These direct addresses turn audience members from spectators into witnesses – a dynamic that becomes particularly intense when we have sat in a cathedral and seen the play’s action unfold. The first knight’s injunction that, having heard their justifications, we “disperse quietly to [y]our homes … do[ing] nothing that might provoke any public outbreak” re-establishes the awkward relationship between the individual and the state that Becket has managed to transcend but which continues to trouble those still alive at the play’s conclusion. Is it possible to return to “living and partly living” after being witness to such things? The play offers no direct guidance, and the closing choral prayer that ‘Blessed Thomas’ will now intercede in Heaven for the people of Canterbury blurs History and the present (another theme that the Four Quartets would pursue much further) without necessarily showing how a good man or woman could reconcile a sense of divine will and a recognition of temporal authority without it costing their life to do so.

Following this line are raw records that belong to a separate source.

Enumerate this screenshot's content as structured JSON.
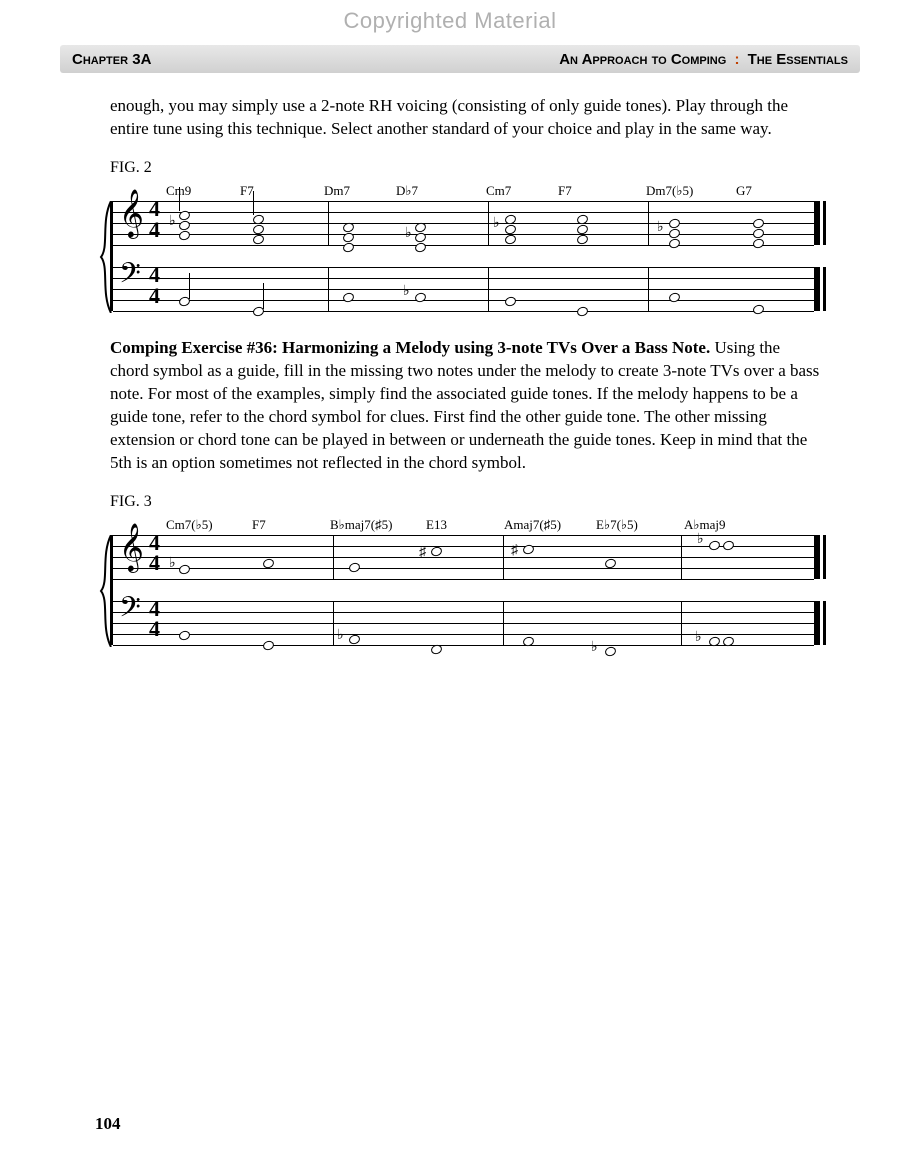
{
  "watermark": "Copyrighted Material",
  "header": {
    "chapter": "Chapter 3A",
    "title_prefix": "An Approach to Comping",
    "title_suffix": "The Essentials"
  },
  "intro_para": "enough, you may simply use a 2-note RH voicing (consisting of only guide tones). Play through the entire tune using this technique. Select another standard of your choice and play in the same way.",
  "fig2": {
    "label": "FIG. 2",
    "chords": [
      "Cm9",
      "F7",
      "Dm7",
      "D♭7",
      "Cm7",
      "F7",
      "Dm7(♭5)",
      "G7"
    ],
    "time_top": "4",
    "time_bot": "4"
  },
  "exercise": {
    "title": "Comping Exercise #36: Harmonizing a Melody using 3-note TVs Over a Bass Note.",
    "body": "Using the chord symbol as a guide, fill in the missing two notes under the melody to create 3-note TVs over a bass note. For most of the examples, simply find the associated guide tones. If the melody happens to be a guide tone, refer to the chord symbol for clues. First find the other guide tone. The other missing extension or chord tone can be played in between or underneath the guide tones. Keep in mind that the 5th is an option sometimes not reflected in the chord symbol."
  },
  "fig3": {
    "label": "FIG. 3",
    "chords": [
      "Cm7(♭5)",
      "F7",
      "B♭maj7(♯5)",
      "E13",
      "Amaj7(♯5)",
      "E♭7(♭5)",
      "A♭maj9",
      ""
    ],
    "time_top": "4",
    "time_bot": "4"
  },
  "page_number": "104"
}
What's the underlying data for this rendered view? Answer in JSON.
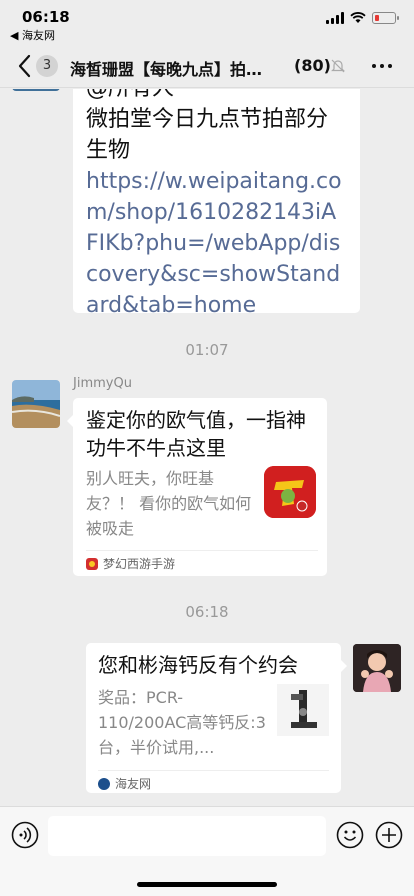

Written as it was the first half of the 1930s, when temporal authority (in Europe particularly) was assuming a disturbingly totalitarian guise, Eliot’s play has lost none of its power to unsettle. In its closing prayer, the Chorus admits that ‘we’ are all more likely to “shut the door and sit by the fire” than to do anything that might leave one open to “the blessing of God”, a blessing which comes in the form of privation as much as reward. Becket’s path to sainthood, like Eliot’s own definition of Christianity, is a demanding one, and as it sends its audience / congregation back into the modern world Murder in the Cathedral is a play that has lost none of its unsettling quality, particularly when staged and performed in so thoughtful and evocative a manner as this production.

For more information on Scena Mundi’s production see https://www.scenamundi.co.uk/boxoffice